Creating a Refund Policy
Unfortunately, customers won't always leave your business smiling. Plan for unhappy customers--and hopefully lure them back--with a refund policy.
It's a good idea to create a refund policy for many reasons--your credit-card payment provider might require one, or you don't want to look blank (or have an employee refuse) the first time a customer requests a refund. But exactly how far should your policy go?
I recommend a refund policy that goes like this: 100 percent satisfaction or 100 percent money back.
Why not? If you're great at what you do, why not promise 100 percent satisfaction? Vow to resolve every customer complaint to the customer's complete satisfaction, including a full refund if that's what it takes. (By the way, your credit card company will love this policy.)
When you put together your budget, add a category labeled "Customer Satisfaction Costs." This is an expense category-money (dinner tickets, carpet cleaning and so on) that you give to the customers to make them happy. This won't be more than 1 to 2 percent of your total sales. Some folks are just bad customers. They'll try and get something for nothing and may take advantage of this policy. But the bad apples never amount to more than 2 percent of all your customers. Expect some bad apples and budget them in. You don't want to craft a complicated return policy for that bad 2 percent.

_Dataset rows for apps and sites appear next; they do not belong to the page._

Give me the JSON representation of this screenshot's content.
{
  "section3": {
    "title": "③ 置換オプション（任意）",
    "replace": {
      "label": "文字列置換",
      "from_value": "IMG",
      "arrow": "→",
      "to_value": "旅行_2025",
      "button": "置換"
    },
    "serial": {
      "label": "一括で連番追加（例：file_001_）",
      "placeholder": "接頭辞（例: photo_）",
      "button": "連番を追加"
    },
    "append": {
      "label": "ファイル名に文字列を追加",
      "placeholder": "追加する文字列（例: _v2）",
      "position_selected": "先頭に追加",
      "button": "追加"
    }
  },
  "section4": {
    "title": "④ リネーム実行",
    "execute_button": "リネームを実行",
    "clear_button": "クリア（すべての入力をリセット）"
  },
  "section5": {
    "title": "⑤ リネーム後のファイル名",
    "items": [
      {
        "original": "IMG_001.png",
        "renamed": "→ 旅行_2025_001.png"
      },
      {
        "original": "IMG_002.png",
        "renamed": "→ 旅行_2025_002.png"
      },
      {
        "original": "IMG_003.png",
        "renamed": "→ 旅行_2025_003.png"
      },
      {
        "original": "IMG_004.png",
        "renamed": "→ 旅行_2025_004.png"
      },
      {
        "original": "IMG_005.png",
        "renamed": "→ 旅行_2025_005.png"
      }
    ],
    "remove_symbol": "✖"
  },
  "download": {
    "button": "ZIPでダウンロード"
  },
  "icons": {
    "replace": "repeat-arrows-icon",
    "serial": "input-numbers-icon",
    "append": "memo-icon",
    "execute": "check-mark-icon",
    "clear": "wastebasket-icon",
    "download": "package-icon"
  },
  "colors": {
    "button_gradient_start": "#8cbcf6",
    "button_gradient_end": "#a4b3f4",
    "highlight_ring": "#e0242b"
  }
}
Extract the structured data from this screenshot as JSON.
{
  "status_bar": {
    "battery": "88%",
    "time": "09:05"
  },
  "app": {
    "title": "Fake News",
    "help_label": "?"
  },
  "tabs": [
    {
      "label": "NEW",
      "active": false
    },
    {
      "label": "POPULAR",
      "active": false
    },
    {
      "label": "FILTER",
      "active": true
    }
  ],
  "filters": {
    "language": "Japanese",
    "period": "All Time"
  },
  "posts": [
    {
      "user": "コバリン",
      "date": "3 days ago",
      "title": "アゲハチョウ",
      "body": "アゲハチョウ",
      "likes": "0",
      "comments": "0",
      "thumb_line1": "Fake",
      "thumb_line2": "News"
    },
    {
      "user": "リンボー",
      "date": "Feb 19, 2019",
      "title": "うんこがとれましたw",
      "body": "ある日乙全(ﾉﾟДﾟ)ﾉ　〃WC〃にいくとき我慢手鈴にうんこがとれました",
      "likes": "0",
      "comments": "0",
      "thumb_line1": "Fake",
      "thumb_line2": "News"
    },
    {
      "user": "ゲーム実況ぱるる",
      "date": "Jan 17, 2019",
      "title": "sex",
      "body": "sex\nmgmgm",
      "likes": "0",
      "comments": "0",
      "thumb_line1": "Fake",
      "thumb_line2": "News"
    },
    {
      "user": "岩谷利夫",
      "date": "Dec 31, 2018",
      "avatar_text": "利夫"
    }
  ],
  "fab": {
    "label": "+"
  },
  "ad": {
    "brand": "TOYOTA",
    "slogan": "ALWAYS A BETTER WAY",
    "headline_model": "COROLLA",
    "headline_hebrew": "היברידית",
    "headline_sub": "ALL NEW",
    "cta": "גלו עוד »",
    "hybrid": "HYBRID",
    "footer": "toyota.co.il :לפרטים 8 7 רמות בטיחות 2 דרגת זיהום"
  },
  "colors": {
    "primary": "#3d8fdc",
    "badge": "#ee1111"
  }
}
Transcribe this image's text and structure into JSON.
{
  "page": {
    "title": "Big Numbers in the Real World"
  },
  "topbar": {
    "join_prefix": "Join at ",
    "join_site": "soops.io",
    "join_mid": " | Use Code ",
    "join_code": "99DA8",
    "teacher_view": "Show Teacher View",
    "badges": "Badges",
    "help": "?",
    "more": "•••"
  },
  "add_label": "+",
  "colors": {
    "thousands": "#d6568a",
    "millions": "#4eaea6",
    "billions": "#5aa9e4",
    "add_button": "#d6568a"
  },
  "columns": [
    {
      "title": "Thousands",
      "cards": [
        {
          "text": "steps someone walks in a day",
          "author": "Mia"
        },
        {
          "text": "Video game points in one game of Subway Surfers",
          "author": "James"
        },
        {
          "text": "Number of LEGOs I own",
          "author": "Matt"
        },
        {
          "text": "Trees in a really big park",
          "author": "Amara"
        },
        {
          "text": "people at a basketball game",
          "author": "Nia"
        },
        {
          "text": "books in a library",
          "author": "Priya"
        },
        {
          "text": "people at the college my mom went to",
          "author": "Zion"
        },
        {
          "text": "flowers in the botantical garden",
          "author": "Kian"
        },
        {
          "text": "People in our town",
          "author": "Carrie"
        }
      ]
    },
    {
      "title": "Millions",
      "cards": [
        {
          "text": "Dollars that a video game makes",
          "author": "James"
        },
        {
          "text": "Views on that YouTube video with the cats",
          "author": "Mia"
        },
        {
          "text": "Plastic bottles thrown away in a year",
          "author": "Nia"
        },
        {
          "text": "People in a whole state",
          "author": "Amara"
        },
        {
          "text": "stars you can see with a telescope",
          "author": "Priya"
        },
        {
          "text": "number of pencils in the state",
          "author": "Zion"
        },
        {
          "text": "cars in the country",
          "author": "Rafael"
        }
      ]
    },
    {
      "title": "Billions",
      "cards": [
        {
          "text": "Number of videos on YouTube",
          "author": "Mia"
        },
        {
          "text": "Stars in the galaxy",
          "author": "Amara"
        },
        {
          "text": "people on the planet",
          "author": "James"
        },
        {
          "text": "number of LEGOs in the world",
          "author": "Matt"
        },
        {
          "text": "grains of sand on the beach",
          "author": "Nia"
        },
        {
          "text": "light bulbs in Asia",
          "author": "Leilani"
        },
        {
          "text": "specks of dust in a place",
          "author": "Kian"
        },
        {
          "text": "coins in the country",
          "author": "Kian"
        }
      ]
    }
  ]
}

If you're refunding more than 2 percent of your sales, then you have a service or production problem that needs your immediate attention. Take every customer complaint very seriously. Thank the customers who let you know that they're unhappy. Ask questions. Try to find out what happened. Ask them how you can make it better. Then do as directed.
Don't become defensive even if you feel like you may be getting the short straw. If you make the customer "wrong," you always lose. However, craft your words carefully when you offer a refund. Otherwise, it will sound like you overcharged in the first place.
Try this response to a customer complaint, "Our intent is to create a product (or service) of exceptional value. I apologize that we've failed to do so in this situation. What will it take to make this better for you?" Then do what they say. Remember, any refund policy that depends on the legal system is a loser for you and your customers. The big winners in the courtroom are usually the lawyers.
Of course some companies have more on the line financially in regards to direct costs (a building contractor, for instance.) In those cases, it makes sense to build payment points throughout the production process to keep cash flowing and to spot dissatisfaction before the job is finished.
The point is, keep it simple. If they don't like it, they don't pay.
Author Ellen Rohr nearly starved in her family's small contracting business--until she learned how to manage money. "Do what you love, certainly," she says, "but the money won't just take care of itself." Ellen's mission as an author, columnist and seminar leader is to help people make a living doing what they love.
The opinions expressed in this column are those of the author, not of Entrepreneur.com. All answers are intended to be general in nature, without regard to specific geographical areas or circumstances, and should only be relied upon after consulting an appropriate expert, such as an attorney or accountant.